— George Solis (@GeorgeSolis) January 14, 2021
Identified by a long time friend
Video shot on the day of the riots identified Sanford as the individual who threw a fire extinguisher at assembled police officers, hitting and bouncing off the heads of three officers, two of whom wore helmets.
One of the officers who was hit, William Young, was evaluated at a hospital and cleared to return to duty.
Sanford, 55, traveled by bus with other people to the Capitol, according to documents. He told a friend when he returned home that he had been on the grounds for 10 minutes before leaving but did not mention throwing anything at officers, authorities said.
Sanford was identified after a longtime friend of his contacted the FBI in Pennsylvania and said they recognized Sanford from photos put out by the FBI.
Followed the President’s instructions
The friend said Sanford ‘had gone to the White House and listened to President Donald J. Trump’s speech and then had followed the President’s instructions and gone to the Capitol.’
Of note, Sanford is not the same person suspected of killing Capitol Police officer Brian Sicknick after he was struck on the head with a fire extinguisher during the riots, officials said. The FBI has not yet released details about possible suspects in Sicknick’s death. They say the investigation into the officer’s death remains ongoing.

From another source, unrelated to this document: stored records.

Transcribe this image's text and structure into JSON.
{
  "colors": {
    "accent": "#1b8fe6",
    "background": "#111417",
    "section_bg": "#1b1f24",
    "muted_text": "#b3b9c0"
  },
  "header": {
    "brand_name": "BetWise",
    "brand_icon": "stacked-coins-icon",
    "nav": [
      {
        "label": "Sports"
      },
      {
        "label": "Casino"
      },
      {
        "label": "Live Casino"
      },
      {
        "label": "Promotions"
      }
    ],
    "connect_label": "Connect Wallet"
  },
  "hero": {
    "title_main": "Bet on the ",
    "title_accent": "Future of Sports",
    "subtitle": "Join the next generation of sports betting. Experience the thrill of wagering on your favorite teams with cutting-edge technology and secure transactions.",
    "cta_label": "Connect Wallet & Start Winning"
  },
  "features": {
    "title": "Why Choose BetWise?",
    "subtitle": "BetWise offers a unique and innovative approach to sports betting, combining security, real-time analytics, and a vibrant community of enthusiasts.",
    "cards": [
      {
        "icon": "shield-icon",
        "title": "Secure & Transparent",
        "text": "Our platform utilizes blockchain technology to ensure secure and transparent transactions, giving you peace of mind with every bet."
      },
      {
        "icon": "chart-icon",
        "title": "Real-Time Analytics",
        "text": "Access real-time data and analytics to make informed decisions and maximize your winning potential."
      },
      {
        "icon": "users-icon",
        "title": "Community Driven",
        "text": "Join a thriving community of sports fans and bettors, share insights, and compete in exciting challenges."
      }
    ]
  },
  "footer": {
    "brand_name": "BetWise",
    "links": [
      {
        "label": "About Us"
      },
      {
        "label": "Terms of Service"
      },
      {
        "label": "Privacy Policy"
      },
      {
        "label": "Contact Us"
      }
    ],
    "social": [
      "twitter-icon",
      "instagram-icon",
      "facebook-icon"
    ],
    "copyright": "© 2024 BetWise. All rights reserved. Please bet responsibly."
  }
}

Sanford was a member of the Chester Fire Department from January 1994 until February 2020.